in reply to perspective and object-disorientation

Looking at an object through different lenses depending upon which aspects and relationships you want to emphasize is indeed a very powerful way of utilizing code. However, it would be a mistake to try to accomplish that by altering the inheritance chain at runtime, or frivolously between compilations for that matter, for the practical reason that trying to build an inheritance structure flexible enough to allow that without breaking is damn hard, and for the theoretical reason that to say that a class is a descendant of a particular base class is to say something permanent about the kind of being that it is, not to indicate a transitory characteristic.

The problem stems at least in part from the ambivalence in English of the word "is". Clinton was not entirely BSing in his deposition, because the word can mean one of three things: the assignment of a predicate to a noun, i.e., "the tie is gold"; a strict identification between two or more things, i.e., "the dress with the stain is the blue dress"; or it can indicate subsumption under a general category, i.e., "he is a man".
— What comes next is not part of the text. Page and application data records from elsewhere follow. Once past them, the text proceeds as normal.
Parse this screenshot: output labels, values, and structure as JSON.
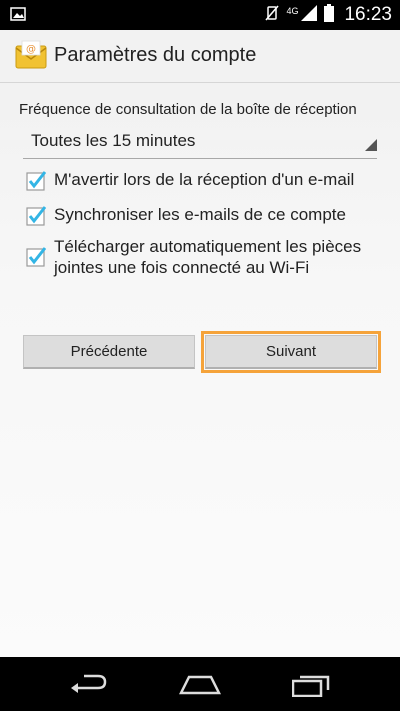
{
  "status_bar": {
    "time": "16:23",
    "network": "4G",
    "icons": [
      "image-notification-icon",
      "mute-icon",
      "signal-icon",
      "battery-icon"
    ]
  },
  "action_bar": {
    "title": "Paramètres du compte",
    "icon": "email-app-icon"
  },
  "form": {
    "frequency_label": "Fréquence de consultation de la boîte de réception",
    "frequency_value": "Toutes les 15 minutes",
    "checkboxes": [
      {
        "label": "M'avertir lors de la réception d'un e-mail",
        "checked": true
      },
      {
        "label": "Synchroniser les e-mails de ce compte",
        "checked": true
      },
      {
        "label": "Télécharger automatiquement les pièces jointes une fois connecté au Wi-Fi",
        "checked": true
      }
    ]
  },
  "buttons": {
    "previous": "Précédente",
    "next": "Suivant"
  },
  "colors": {
    "accent_check": "#33b5e5",
    "highlight": "#f5a33a"
  },
  "nav_bar": {
    "icons": [
      "back-icon",
      "home-icon",
      "recents-icon"
    ]
  }
}
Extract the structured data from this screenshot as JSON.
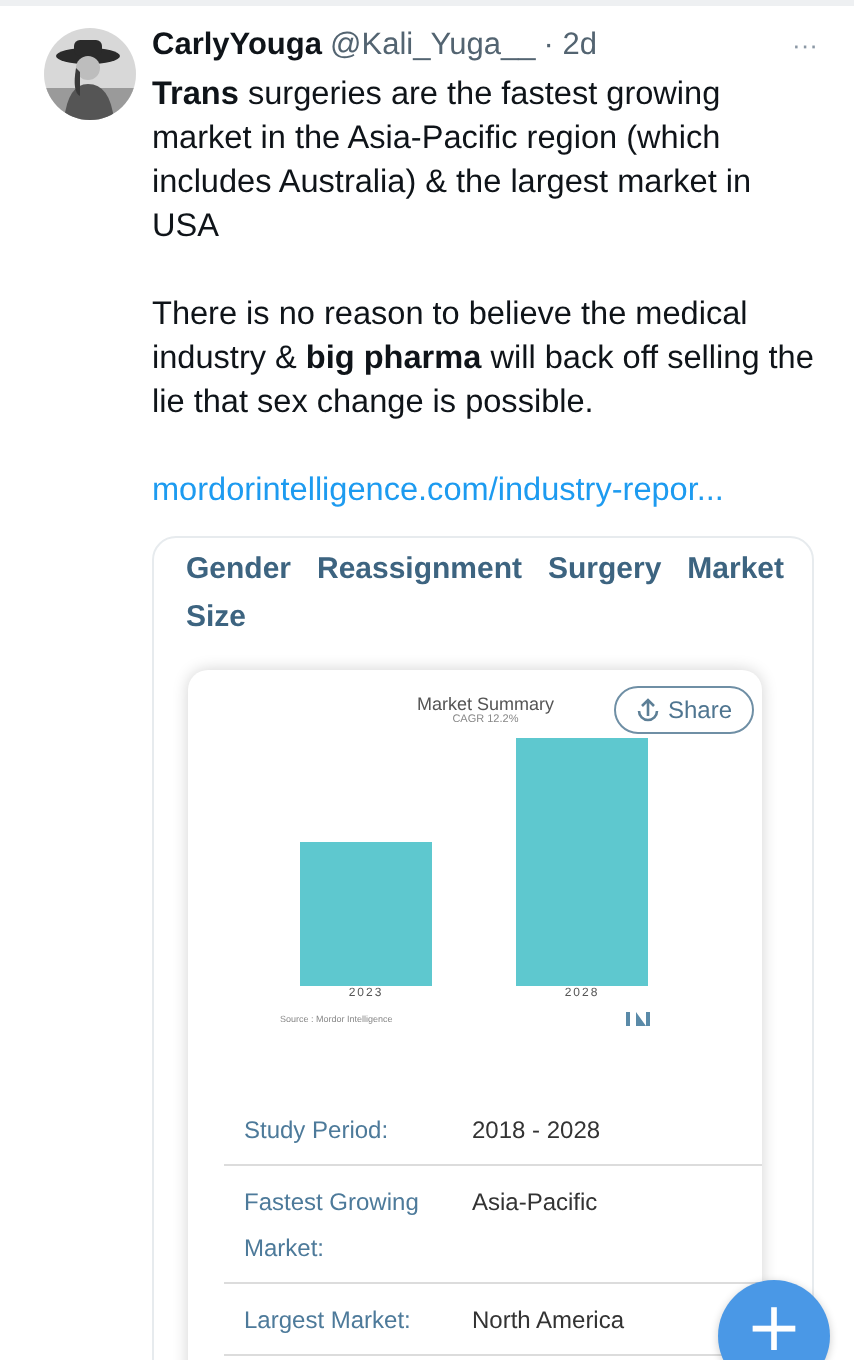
{
  "tweet": {
    "display_name": "CarlyYouga",
    "handle": "@Kali_Yuga__",
    "time": "· 2d",
    "more": "···",
    "paragraphs": [
      "**Trans** surgeries are the fastest growing market in the Asia-Pacific region (which includes Australia) & the largest market in USA",
      "There is no reason to believe the medical industry & **big pharma** will back off selling the lie that sex change is possible."
    ],
    "link": "mordorintelligence.com/industry-repor..."
  },
  "card": {
    "title": "Gender Reassignment Surgery Market Size",
    "chart": {
      "title": "Market Summary",
      "subtitle": "CAGR 12.2%",
      "share": "Share",
      "bars": [
        {
          "label": "2023"
        },
        {
          "label": "2028"
        }
      ],
      "source": "Source : Mordor Intelligence"
    },
    "rows": [
      {
        "label": "Study Period:",
        "value": "2018 - 2028"
      },
      {
        "label": "Fastest Growing Market:",
        "value": "Asia-Pacific"
      },
      {
        "label": "Largest Market:",
        "value": "North America"
      }
    ]
  },
  "fab": "+"
}
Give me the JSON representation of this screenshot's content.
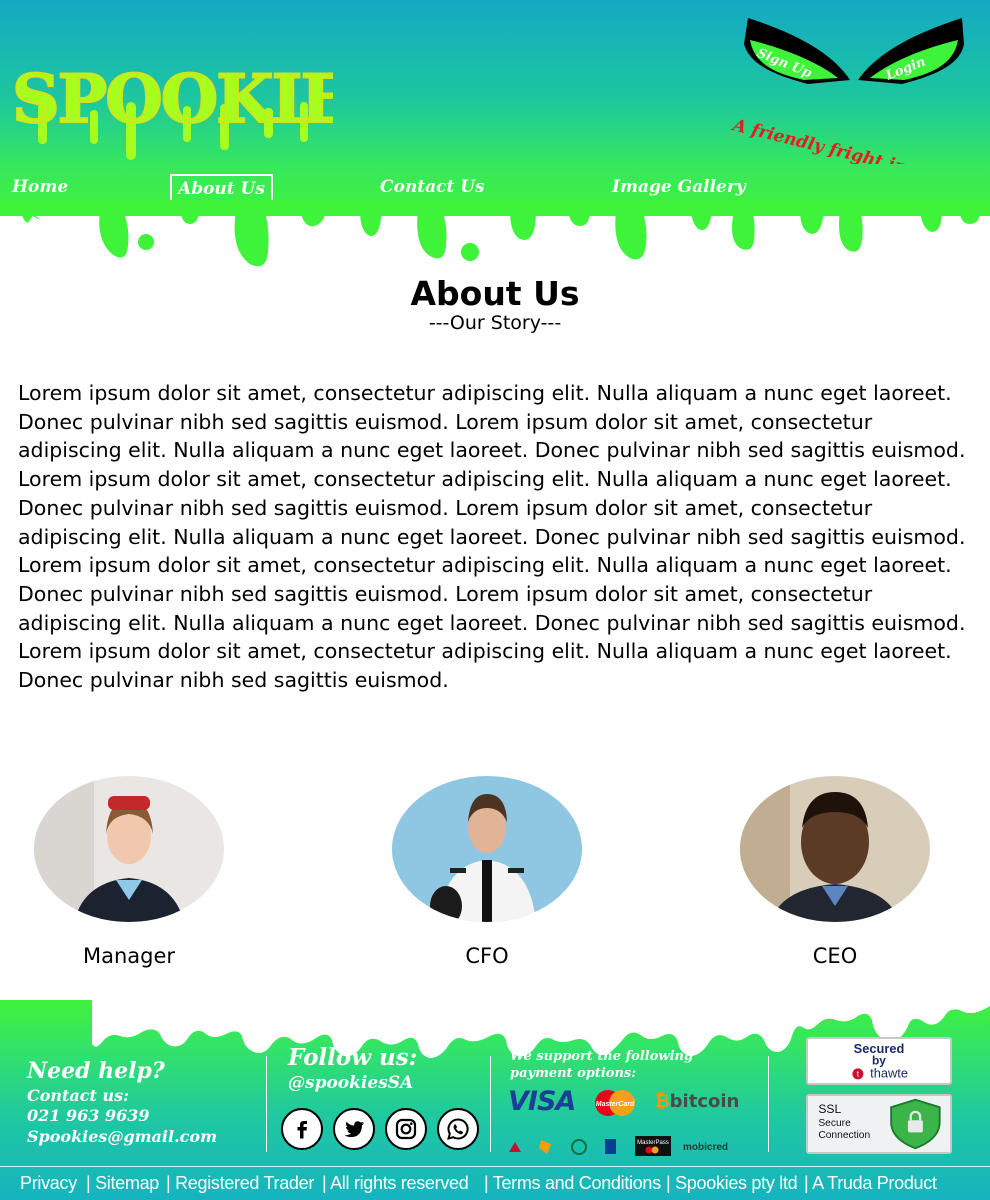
{
  "brand": {
    "logo_text": "SPOOKIES",
    "tagline": "A friendly fright in every bite"
  },
  "auth": {
    "signup_label": "Sign Up",
    "login_label": "Login"
  },
  "nav": {
    "items": [
      {
        "label": "Home",
        "active": false
      },
      {
        "label": "About Us",
        "active": true
      },
      {
        "label": "Contact Us",
        "active": false
      },
      {
        "label": "Image Gallery",
        "active": false
      }
    ]
  },
  "main": {
    "title": "About Us",
    "subtitle": "---Our Story---",
    "story": "Lorem ipsum dolor sit amet, consectetur adipiscing elit. Nulla aliquam a nunc eget laoreet. Donec pulvinar nibh sed sagittis euismod. Lorem ipsum dolor sit amet, consectetur adipiscing elit. Nulla aliquam a nunc eget laoreet. Donec pulvinar nibh sed sagittis euismod. Lorem ipsum dolor sit amet, consectetur adipiscing elit. Nulla aliquam a nunc eget laoreet. Donec pulvinar nibh sed sagittis euismod. Lorem ipsum dolor sit amet, consectetur adipiscing elit. Nulla aliquam a nunc eget laoreet. Donec pulvinar nibh sed sagittis euismod. Lorem ipsum dolor sit amet, consectetur adipiscing elit. Nulla aliquam a nunc eget laoreet. Donec pulvinar nibh sed sagittis euismod. Lorem ipsum dolor sit amet, consectetur adipiscing elit. Nulla aliquam a nunc eget laoreet. Donec pulvinar nibh sed sagittis euismod. Lorem ipsum dolor sit amet, consectetur adipiscing elit. Nulla aliquam a nunc eget laoreet. Donec pulvinar nibh sed sagittis euismod.",
    "team": [
      {
        "role": "Manager"
      },
      {
        "role": "CFO"
      },
      {
        "role": "CEO"
      }
    ]
  },
  "footer": {
    "help": {
      "title": "Need help?",
      "contact_label": "Contact us:",
      "phone": "021 963 9639",
      "email": "Spookies@gmail.com"
    },
    "follow": {
      "title": "Follow us:",
      "handle": "@spookiesSA",
      "icons": [
        "facebook-icon",
        "twitter-icon",
        "instagram-icon",
        "whatsapp-icon"
      ]
    },
    "payments": {
      "title": "We support the following payment options:",
      "visa": "VISA",
      "mastercard": "MasterCard",
      "bitcoin": "bitcoin",
      "masterpass": "MasterPass",
      "mobicred": "mobicred"
    },
    "security": {
      "thawte_line1": "Secured",
      "thawte_line2": "by",
      "thawte_brand": "thawte",
      "ssl_line1": "SSL",
      "ssl_line2": "Secure",
      "ssl_line3": "Connection"
    },
    "legal": [
      "Privacy",
      "| Sitemap",
      "| Registered Trader",
      "| All rights reserved",
      "| Terms and Conditions",
      "| Spookies pty ltd",
      "| A Truda Product"
    ]
  },
  "colors": {
    "slime_green": "#3ff23a",
    "header_blue": "#15a9c4",
    "tagline_red": "#e0201f"
  }
}
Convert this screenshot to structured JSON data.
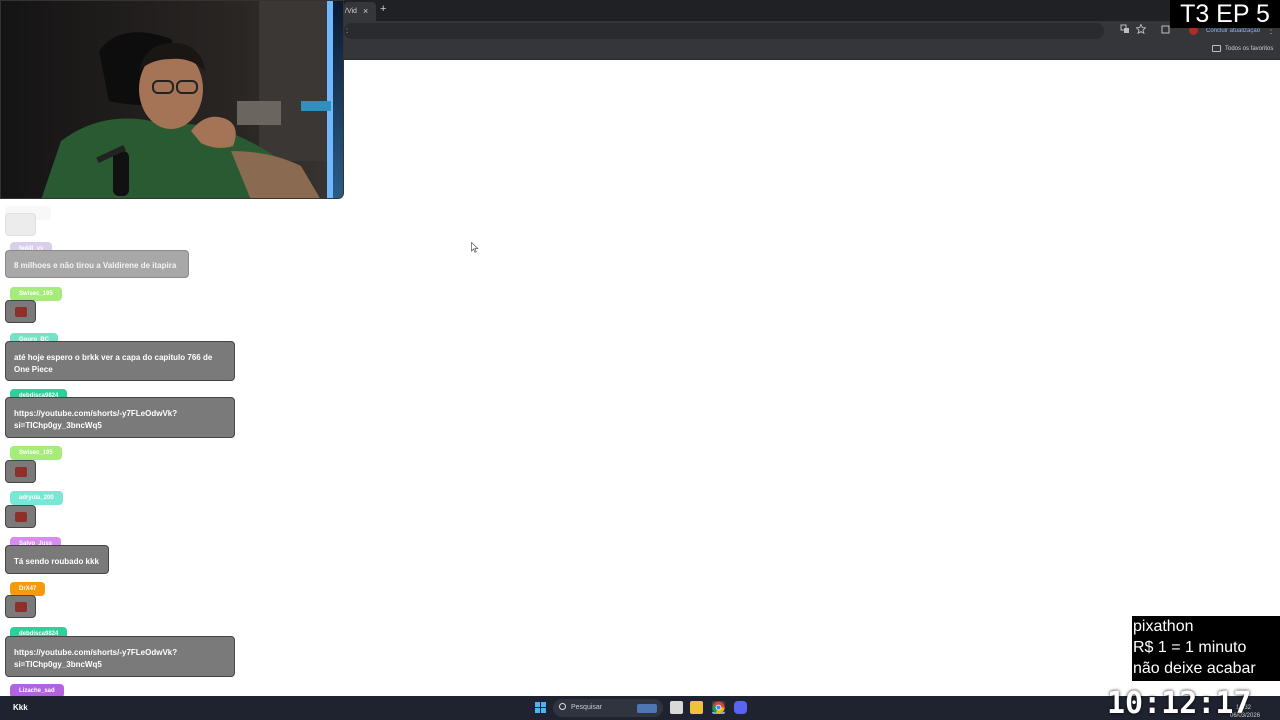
{
  "browser": {
    "tab_title": "/Vid",
    "tab_close": "×",
    "new_tab": "+",
    "address_menu": ":",
    "toolbar_icons": [
      "translate-icon",
      "star-icon",
      "extensions-icon"
    ],
    "update_button_label": "Concluir atualização",
    "menu": "⋮",
    "bookmarks_all_label": "Todos os favoritos"
  },
  "overlay": {
    "episode_label": "T3 EP 5",
    "pixathon_lines": [
      "pixathon",
      "R$ 1 = 1 minuto",
      "não deixe acabar"
    ],
    "clock_time": "10:12:17"
  },
  "chat": {
    "messages": [
      {
        "user": "fed4t_yy",
        "user_color": "#c9bce6",
        "text": "8 milhoes e não tirou a Valdirene de itapira",
        "faded": true
      },
      {
        "user": "Swisec_195",
        "user_color": "#a6ec7a",
        "emote": true
      },
      {
        "user": "Gouro_BC",
        "user_color": "#74e3c5",
        "text": "até hoje espero o brkk ver a capa do capitulo 766 de One Piece"
      },
      {
        "user": "debdisca9824",
        "user_color": "#2ecf98",
        "text": "https://youtube.com/shorts/-y7FLeOdwVk?si=TIChp0gy_3bncWq5"
      },
      {
        "user": "Swisec_195",
        "user_color": "#a6ec7a",
        "emote": true
      },
      {
        "user": "adryola_200",
        "user_color": "#79e7d6",
        "emote": true
      },
      {
        "user": "Salvo_Juss",
        "user_color": "#d88cf0",
        "text": "Tá sendo roubado kkk"
      },
      {
        "user": "DrX47",
        "user_color": "#f59a0a",
        "emote": true
      },
      {
        "user": "debdisca9824",
        "user_color": "#2ecf98",
        "text": "https://youtube.com/shorts/-y7FLeOdwVk?si=TIChp0gy_3bncWq5"
      },
      {
        "user": "Lizache_sad",
        "user_color": "#b163e0"
      }
    ]
  },
  "taskbar": {
    "left_text": "Kkk",
    "search_placeholder": "Pesquisar",
    "apps": [
      "file-explorer-icon",
      "chrome-icon",
      "discord-icon"
    ],
    "tray_time": "10:32",
    "tray_date": "06/03/2026"
  },
  "colors": {
    "chat_bubble": "#7a7a7a",
    "browser_toolbar": "#35363a",
    "taskbar": "#1f2330"
  }
}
In comparison, look at the difference between estar and ser in Spanish. both mean "to be", however "estoy en Norteamérica" means "I am in North America", and "soy norteamericano" means "I am a North American". It's the difference between a characteristic that is incidental to who and what I am, and one that is intrinsic to the kind of being that I am. Inheritance in an object model ought to capture only the latter.

Now I'm not going to argue that there is no bleedover between the three variations of "is", especially between the ascription of predicates and the placement of an object under a general category. For example, if a person works as a trainspotter for a single week, does it make sense to say that that person is in any way intrinsically a trainspotter? In the same way that he/she is a mammal? Probably not, but it might make sense to say that of a person who's been a trainspotter for his/her entire adult life. Nonetheless, in planning out an object model utilizing inheritance you have to think about what defines your classes in their most basic, abstract, and essential sense. In many cases, it won't be sensible or sufficiently flexible and powerful to explain immediately what something "is" by looking for an inheritance relation. Rather, what you would find better in your example above is to define a class Job that a Person could possess, and a class FamilyRelation to describe the Person as a father, sister, etc., and perhaps a BehavioralModes class for being a jerk or hero. Altering the fundamental being of an object is something that should happen only under conditions of extraordinary stress. But I would not say it should never happen, so just long as the rules according to which it will are clearly laid out in advance.

Good Question!